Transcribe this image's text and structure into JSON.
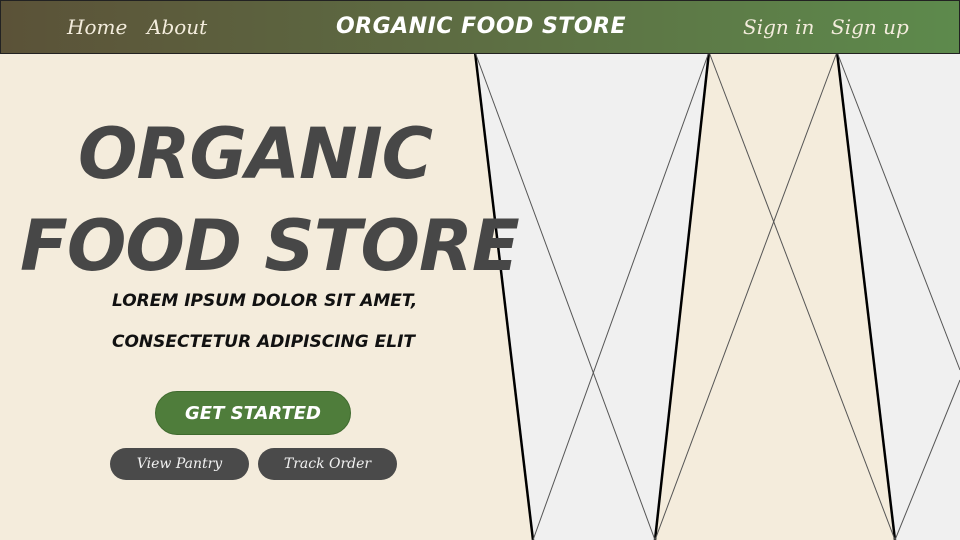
{
  "nav": {
    "home_label": "Home",
    "about_label": "About",
    "brand": "ORGANIC FOOD STORE",
    "signin_label": "Sign in",
    "signup_label": "Sign up"
  },
  "hero": {
    "title_line1": "ORGANIC",
    "title_line2": "FOOD STORE",
    "subtitle_line1": "LOREM IPSUM DOLOR SIT AMET,",
    "subtitle_line2": "CONSECTETUR ADIPISCING ELIT",
    "cta_label": "GET STARTED",
    "view_pantry_label": "View Pantry",
    "track_order_label": "Track Order"
  },
  "colors": {
    "accent_green": "#4f7d3b",
    "panel_cream": "#f4ecdc",
    "panel_grey": "#f0f0f0",
    "nav_gradient_start": "#5b5238",
    "nav_gradient_end": "#5d8a4c",
    "secondary_button": "#4a4a4a",
    "title_text": "#474747"
  }
}
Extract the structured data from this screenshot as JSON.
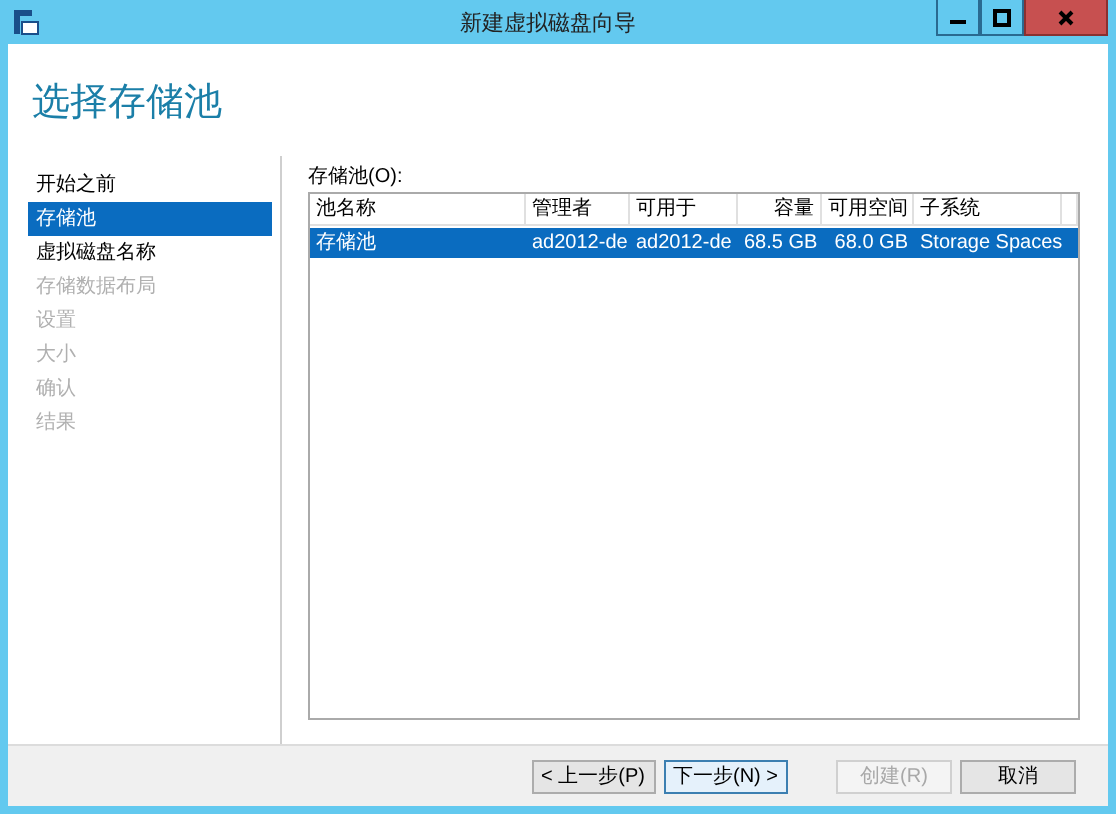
{
  "window": {
    "title": "新建虚拟磁盘向导"
  },
  "heading": "选择存储池",
  "steps": [
    {
      "label": "开始之前",
      "selected": false,
      "disabled": false
    },
    {
      "label": "存储池",
      "selected": true,
      "disabled": false
    },
    {
      "label": "虚拟磁盘名称",
      "selected": false,
      "disabled": false
    },
    {
      "label": "存储数据布局",
      "selected": false,
      "disabled": true
    },
    {
      "label": "设置",
      "selected": false,
      "disabled": true
    },
    {
      "label": "大小",
      "selected": false,
      "disabled": true
    },
    {
      "label": "确认",
      "selected": false,
      "disabled": true
    },
    {
      "label": "结果",
      "selected": false,
      "disabled": true
    }
  ],
  "pool_list": {
    "label": "存储池(O):",
    "columns": [
      "池名称",
      "管理者",
      "可用于",
      "容量",
      "可用空间",
      "子系统"
    ],
    "rows": [
      {
        "selected": true,
        "cells": [
          "存储池",
          "ad2012-de",
          "ad2012-de",
          "68.5 GB",
          "68.0 GB",
          "Storage Spaces"
        ]
      }
    ]
  },
  "buttons": [
    {
      "label": "< 上一步(P)",
      "disabled": false,
      "focused": false
    },
    {
      "label": "下一步(N) >",
      "disabled": false,
      "focused": true
    },
    {
      "label": "创建(R)",
      "disabled": true,
      "focused": false
    },
    {
      "label": "取消",
      "disabled": false,
      "focused": false
    }
  ]
}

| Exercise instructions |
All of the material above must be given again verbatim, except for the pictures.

| Task solution |
Transcribe this image's text and structure into JSON.
{
  "nav": {
    "home_label": "Home",
    "about_label": "About",
    "brand": "ORGANIC FOOD STORE",
    "signin_label": "Sign in",
    "signup_label": "Sign up"
  },
  "hero": {
    "title_line1": "ORGANIC",
    "title_line2": "FOOD STORE",
    "subtitle_line1": "LOREM IPSUM DOLOR SIT AMET,",
    "subtitle_line2": "CONSECTETUR ADIPISCING ELIT",
    "cta_label": "GET STARTED",
    "view_pantry_label": "View Pantry",
    "track_order_label": "Track Order"
  },
  "colors": {
    "accent_green": "#4f7d3b",
    "panel_cream": "#f4ecdc",
    "panel_grey": "#f0f0f0",
    "nav_gradient_start": "#5b5238",
    "nav_gradient_end": "#5d8a4c",
    "secondary_button": "#4a4a4a",
    "title_text": "#474747"
  }
}
Extract the structured data from this screenshot as JSON.
{
  "window": {
    "title": "新建虚拟磁盘向导"
  },
  "heading": "选择存储池",
  "steps": [
    {
      "label": "开始之前",
      "selected": false,
      "disabled": false
    },
    {
      "label": "存储池",
      "selected": true,
      "disabled": false
    },
    {
      "label": "虚拟磁盘名称",
      "selected": false,
      "disabled": false
    },
    {
      "label": "存储数据布局",
      "selected": false,
      "disabled": true
    },
    {
      "label": "设置",
      "selected": false,
      "disabled": true
    },
    {
      "label": "大小",
      "selected": false,
      "disabled": true
    },
    {
      "label": "确认",
      "selected": false,
      "disabled": true
    },
    {
      "label": "结果",
      "selected": false,
      "disabled": true
    }
  ],
  "pool_list": {
    "label": "存储池(O):",
    "columns": [
      "池名称",
      "管理者",
      "可用于",
      "容量",
      "可用空间",
      "子系统"
    ],
    "rows": [
      {
        "selected": true,
        "cells": [
          "存储池",
          "ad2012-de",
          "ad2012-de",
          "68.5 GB",
          "68.0 GB",
          "Storage Spaces"
        ]
      }
    ]
  },
  "buttons": [
    {
      "label": "< 上一步(P)",
      "disabled": false,
      "focused": false
    },
    {
      "label": "下一步(N) >",
      "disabled": false,
      "focused": true
    },
    {
      "label": "创建(R)",
      "disabled": true,
      "focused": false
    },
    {
      "label": "取消",
      "disabled": false,
      "focused": false
    }
  ]
}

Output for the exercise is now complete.